It is telling that the report’s concerns with Prevent are not new and have in fact been highlighted in several reports by the same Home Affairs Select Committee, as well as numerous reports by NGOs. But nothing has changed. In fact, the only change proposed by the report is to give Prevent a new name: Engage. But the problem was never the name. Prevent relies on the premise that terrorism and extremism are inherently connected with Islam, and until this is changed, it will continue to be at best counter-productive, and at worst, deeply discriminatory.

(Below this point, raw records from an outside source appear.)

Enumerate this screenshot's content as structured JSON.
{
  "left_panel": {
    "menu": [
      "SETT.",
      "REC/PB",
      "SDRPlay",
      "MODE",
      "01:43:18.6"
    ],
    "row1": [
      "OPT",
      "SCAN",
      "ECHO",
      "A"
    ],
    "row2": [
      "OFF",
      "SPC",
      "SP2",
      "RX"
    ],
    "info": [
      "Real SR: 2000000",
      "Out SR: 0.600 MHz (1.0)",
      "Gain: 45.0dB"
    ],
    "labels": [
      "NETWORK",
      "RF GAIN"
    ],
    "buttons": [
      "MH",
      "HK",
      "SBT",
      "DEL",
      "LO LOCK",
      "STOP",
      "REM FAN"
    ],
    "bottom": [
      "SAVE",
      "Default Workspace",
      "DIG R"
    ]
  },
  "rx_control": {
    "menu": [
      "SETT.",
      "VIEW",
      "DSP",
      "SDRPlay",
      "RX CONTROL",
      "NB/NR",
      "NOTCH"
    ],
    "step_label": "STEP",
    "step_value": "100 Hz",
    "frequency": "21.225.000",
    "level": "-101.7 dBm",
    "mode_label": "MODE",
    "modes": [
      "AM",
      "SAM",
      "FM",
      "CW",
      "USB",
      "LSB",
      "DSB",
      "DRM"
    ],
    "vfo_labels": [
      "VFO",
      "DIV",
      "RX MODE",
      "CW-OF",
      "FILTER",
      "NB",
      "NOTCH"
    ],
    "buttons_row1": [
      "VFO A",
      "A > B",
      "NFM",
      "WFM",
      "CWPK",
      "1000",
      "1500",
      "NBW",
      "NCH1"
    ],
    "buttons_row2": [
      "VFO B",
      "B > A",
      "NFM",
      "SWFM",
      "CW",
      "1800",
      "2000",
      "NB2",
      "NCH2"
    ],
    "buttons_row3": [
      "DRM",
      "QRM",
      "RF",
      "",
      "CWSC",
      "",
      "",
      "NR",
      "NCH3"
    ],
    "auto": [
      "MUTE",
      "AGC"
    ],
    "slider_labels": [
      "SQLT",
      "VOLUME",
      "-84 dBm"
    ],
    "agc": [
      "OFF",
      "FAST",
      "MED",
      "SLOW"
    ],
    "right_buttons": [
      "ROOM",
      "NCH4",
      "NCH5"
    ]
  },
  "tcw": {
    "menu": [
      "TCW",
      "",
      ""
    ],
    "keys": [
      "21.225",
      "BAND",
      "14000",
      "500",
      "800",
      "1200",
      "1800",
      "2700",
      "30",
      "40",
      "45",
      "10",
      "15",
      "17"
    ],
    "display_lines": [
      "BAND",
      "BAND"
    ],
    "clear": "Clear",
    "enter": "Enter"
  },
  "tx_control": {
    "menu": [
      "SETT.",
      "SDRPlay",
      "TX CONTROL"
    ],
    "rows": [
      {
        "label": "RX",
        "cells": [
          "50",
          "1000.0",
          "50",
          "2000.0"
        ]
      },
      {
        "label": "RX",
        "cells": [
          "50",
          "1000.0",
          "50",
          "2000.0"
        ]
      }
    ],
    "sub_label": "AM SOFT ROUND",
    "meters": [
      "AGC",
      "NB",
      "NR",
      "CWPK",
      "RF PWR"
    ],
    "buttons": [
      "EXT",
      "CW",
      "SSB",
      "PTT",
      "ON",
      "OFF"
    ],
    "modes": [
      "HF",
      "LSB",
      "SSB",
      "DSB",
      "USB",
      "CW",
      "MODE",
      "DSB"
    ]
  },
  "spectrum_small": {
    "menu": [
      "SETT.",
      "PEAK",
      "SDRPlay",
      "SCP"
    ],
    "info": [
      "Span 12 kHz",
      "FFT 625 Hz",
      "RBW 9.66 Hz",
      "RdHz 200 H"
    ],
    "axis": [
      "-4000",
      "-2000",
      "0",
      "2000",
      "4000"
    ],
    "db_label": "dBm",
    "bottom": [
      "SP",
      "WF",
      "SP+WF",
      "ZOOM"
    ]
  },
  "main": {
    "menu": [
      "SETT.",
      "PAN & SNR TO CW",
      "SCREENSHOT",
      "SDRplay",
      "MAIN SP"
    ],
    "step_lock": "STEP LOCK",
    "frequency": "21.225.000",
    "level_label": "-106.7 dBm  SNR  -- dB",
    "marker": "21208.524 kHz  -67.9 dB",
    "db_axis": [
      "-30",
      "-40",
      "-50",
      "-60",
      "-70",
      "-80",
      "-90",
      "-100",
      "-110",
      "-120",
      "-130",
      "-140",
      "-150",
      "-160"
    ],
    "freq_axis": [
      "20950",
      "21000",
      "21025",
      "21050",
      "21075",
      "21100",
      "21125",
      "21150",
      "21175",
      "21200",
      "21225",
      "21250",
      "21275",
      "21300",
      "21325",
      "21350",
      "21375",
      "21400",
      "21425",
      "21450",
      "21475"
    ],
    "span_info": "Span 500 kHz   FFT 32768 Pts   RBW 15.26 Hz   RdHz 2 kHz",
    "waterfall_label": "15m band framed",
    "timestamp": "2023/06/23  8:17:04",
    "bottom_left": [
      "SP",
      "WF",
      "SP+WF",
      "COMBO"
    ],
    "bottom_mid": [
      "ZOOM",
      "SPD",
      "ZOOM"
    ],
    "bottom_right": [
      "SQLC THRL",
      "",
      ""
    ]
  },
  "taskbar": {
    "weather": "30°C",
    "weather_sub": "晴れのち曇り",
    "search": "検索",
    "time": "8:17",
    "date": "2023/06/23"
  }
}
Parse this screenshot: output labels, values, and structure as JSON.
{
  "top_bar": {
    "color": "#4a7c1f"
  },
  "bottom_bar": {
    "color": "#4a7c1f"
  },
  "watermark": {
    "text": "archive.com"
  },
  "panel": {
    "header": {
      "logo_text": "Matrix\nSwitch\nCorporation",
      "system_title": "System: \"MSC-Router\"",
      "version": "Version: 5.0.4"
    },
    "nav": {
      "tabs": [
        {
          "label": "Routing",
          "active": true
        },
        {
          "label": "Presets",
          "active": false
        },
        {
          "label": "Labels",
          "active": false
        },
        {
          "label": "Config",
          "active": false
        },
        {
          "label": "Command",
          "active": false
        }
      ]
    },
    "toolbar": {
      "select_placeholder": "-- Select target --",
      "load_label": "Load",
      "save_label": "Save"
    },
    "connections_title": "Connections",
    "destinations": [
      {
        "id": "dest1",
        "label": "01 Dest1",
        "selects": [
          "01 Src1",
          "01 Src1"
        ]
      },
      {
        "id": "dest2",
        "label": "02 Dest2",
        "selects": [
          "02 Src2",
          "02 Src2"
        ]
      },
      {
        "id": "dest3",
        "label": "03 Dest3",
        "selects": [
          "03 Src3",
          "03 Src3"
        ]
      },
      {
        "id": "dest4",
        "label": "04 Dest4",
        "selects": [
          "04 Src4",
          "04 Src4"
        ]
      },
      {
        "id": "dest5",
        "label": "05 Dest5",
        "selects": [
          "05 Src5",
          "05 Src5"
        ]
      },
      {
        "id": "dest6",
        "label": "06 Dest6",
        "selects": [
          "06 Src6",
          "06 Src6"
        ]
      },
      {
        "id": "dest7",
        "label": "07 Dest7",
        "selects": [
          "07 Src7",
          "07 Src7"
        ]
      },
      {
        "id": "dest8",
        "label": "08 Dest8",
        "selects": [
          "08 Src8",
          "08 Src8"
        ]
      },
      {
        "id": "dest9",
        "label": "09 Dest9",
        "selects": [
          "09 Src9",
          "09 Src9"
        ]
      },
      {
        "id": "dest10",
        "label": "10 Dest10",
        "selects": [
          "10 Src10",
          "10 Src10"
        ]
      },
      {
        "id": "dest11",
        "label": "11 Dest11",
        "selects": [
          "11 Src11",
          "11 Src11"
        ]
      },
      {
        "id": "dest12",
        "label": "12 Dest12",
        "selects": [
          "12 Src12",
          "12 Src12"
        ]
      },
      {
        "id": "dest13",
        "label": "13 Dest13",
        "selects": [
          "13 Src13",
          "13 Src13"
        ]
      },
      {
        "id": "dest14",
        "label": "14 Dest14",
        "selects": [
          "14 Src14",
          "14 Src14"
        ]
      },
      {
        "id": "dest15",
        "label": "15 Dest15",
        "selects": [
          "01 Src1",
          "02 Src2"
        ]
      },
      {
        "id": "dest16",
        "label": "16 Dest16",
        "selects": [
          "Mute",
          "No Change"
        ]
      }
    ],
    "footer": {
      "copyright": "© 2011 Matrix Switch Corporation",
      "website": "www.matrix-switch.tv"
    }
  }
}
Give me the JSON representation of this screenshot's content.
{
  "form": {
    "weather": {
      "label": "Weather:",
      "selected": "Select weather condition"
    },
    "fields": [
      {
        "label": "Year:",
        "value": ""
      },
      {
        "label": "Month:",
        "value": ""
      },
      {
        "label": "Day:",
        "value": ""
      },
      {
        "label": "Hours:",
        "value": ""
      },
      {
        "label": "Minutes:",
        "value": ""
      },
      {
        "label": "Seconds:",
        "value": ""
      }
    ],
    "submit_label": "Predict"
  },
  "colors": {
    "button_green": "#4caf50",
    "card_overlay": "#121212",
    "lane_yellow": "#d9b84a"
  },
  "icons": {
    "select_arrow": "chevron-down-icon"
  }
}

In his evidence to the committee, David Anderson, the independent ombudsman of terrorism legislation, has called for an independent review of the Prevent strategy. This would be a start. However, more is required. What is needed is a radical new approach to counter-terrorism and counter-extremism, one that targets all forms of extremism and that does not stigmatise or stereotype those affected.

Such an approach has been pioneered in the Danish town of Aarhus. Faced with increased numbers of youngsters leaving Aarhus for Syria, police officers made it clear that those who had travelled to Syria were welcome to come home, where they would receive help with going back to school, finding a place to live and whatever else was necessary for them to find their way back to Danish society.  Known as the ‘Aarhus model’, this approach focuses on inclusion, mentorship and non-criminalisation. It is the opposite of Prevent, which has from its very start framed British Muslims as a particularly deviant suspect community.

We need to change the narrative of counter-terrorism in the UK, but a narrative is not changed by a new title. Just as a rose by any other name would smell as sweet, a bad policy by any other name is still a bad policy. While the Home Affairs Select Committee concern about Prevent is welcomed, real action is needed. This will involve actually engaging with the Muslim community, listening to their concerns and not dismissing them as misunderstandings. It will require serious investigation of the damages caused by new Prevent statutory duty, something which the report does acknowledge as a concern.  Finally, real action on Prevent in particular, but extremism in general, will require developing a wide-ranging counter-extremism strategy that directly engages with far-right extremism. This has been notably absent from today’s report, even though far-right extremism is on the rise. After all, far-right extremists make up half of all counter-radicalization referrals in Yorkshire, and 30 per cent of the caseload in the east Midlands.

It will also require changing the way we think about those who are radicalized. The Aarhus model proves that such a change is possible. Radicalization is indeed a real problem, one imagines it will be even more so considering the country’s flagship counter-radicalization strategy remains problematic and ineffective. In the end, Prevent may be renamed a thousand times, but unless real effort is put in actually changing the strategy, it will remain toxic. 

Dr Maria Norris works at London School of Economics and Political Science. She tweets as @MariaWNorris.